Jeff, who has taught at Trine since 2016, had stayed in an apartment in Angola during the week and commuted to the couple’s home in South Bend the prior two years.

“The couple of weekends Jan came to see me in Angola, we would spend most of our time at Pokagon,” he said. “We loved the park, especially the room with the fireplace as opposed to my one-bedroom studio at the time.”

“When we moved here, it seemed natural to get involved with Pokagon, as that was certainly a strong draw for us when moving out to this region, and why we decided to settle here.”

In South Bend, Jan was a longtime employee and volunteer for the St. Joseph County Parks Department.
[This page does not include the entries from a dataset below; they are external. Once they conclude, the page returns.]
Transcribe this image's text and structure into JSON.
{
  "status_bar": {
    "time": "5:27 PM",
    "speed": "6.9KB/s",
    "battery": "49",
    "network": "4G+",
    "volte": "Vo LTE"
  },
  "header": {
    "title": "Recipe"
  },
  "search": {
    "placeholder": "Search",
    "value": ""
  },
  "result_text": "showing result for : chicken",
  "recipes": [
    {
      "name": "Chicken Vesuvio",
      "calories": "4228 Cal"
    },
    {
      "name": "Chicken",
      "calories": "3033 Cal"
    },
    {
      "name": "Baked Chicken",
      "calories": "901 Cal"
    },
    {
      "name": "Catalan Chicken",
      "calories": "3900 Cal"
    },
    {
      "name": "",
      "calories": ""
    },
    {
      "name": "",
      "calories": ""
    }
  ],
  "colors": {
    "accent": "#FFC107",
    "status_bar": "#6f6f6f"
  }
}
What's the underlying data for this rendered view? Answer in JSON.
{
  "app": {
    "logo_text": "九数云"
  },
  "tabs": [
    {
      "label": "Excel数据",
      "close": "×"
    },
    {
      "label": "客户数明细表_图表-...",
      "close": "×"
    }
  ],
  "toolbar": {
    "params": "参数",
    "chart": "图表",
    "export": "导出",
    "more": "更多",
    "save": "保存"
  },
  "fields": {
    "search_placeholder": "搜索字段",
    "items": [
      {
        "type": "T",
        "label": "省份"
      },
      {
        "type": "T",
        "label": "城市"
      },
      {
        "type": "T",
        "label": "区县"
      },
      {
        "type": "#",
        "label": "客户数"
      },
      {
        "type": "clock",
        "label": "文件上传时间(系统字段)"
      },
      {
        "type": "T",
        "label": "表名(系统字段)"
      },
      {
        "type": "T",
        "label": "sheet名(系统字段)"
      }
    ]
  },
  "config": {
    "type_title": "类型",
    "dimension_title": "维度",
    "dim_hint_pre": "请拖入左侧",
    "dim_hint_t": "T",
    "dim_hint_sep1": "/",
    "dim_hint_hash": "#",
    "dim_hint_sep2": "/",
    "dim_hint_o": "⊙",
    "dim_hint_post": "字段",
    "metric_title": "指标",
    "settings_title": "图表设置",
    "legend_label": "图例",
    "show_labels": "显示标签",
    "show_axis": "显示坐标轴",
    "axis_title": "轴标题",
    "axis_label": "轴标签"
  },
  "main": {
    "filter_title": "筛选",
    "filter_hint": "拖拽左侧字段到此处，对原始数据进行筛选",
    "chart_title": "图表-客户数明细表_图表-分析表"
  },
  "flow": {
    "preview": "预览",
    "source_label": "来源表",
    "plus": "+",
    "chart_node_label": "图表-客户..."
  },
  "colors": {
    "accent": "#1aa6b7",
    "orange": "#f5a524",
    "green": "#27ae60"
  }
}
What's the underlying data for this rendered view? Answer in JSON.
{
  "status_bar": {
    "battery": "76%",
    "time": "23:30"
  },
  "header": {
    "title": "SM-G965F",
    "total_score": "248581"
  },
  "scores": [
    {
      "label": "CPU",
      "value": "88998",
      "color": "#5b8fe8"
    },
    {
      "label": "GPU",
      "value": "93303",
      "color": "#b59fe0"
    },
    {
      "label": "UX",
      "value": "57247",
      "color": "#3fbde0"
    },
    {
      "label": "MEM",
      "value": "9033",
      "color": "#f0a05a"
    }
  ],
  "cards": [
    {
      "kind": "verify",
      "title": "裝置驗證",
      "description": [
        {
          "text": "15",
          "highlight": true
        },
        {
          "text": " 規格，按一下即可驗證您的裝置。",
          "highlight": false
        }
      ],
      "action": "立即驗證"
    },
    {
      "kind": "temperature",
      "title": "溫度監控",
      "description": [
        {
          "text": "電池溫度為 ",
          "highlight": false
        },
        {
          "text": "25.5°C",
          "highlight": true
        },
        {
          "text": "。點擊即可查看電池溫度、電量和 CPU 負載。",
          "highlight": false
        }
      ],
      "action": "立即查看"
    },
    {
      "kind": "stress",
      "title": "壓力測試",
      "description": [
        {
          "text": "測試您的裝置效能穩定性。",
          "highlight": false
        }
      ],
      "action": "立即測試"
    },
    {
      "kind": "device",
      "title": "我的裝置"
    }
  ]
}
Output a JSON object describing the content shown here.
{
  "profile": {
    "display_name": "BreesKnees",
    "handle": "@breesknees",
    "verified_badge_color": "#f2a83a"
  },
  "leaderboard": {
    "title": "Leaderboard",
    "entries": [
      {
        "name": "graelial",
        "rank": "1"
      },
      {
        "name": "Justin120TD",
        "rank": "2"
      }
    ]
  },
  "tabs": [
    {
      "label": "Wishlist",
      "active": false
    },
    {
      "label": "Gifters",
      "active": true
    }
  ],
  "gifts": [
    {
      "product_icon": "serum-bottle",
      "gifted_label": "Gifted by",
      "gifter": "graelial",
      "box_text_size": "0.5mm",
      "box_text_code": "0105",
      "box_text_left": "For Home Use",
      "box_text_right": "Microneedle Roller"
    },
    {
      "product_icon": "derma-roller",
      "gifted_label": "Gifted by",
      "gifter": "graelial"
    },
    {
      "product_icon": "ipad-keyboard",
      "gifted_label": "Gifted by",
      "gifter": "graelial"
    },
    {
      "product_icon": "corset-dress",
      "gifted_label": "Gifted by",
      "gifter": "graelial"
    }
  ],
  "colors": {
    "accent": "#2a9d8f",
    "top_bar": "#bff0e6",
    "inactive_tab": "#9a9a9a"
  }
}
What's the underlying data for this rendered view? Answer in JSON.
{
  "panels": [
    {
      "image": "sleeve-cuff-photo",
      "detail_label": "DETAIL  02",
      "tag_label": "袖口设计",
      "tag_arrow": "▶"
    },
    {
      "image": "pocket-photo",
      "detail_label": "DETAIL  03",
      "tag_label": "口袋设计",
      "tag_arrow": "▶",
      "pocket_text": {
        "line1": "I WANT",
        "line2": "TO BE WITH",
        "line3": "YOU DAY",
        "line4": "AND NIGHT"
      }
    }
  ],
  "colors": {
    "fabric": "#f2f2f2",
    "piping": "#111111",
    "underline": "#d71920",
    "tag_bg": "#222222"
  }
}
She currently is a graduate student in the Master of Liberal Studies program at Indiana University South Bend.

“I was a park interpreter at the St. Joseph County Parks, and love the mission of guiding people to discovering the wonders of our natural and cultural history,” she said. “Volunteering at Pokagon has enabled me to continue serving that role in my new community.”

 They became involved in Stories of the Underground Railroad when Ball mentioned the program to them, and hope Pokagon State Park is eventually able to do more such programs.

“Nicky has quite an interest in doing living history items, which greatly interest me, if I can get involved in others,” Jeff said.

Photo: From left, Jeff McGowan, assistant professor in Trine University’s Ketner School of Business, his wife Jan McGowan and Lauren Oxley, seasonal interpretive naturalist at Pokagon State Park, pose in costume during a recent Stories of the Underground Railroad program at Pokagon State Park. The final program for this year will be held Oct. 18.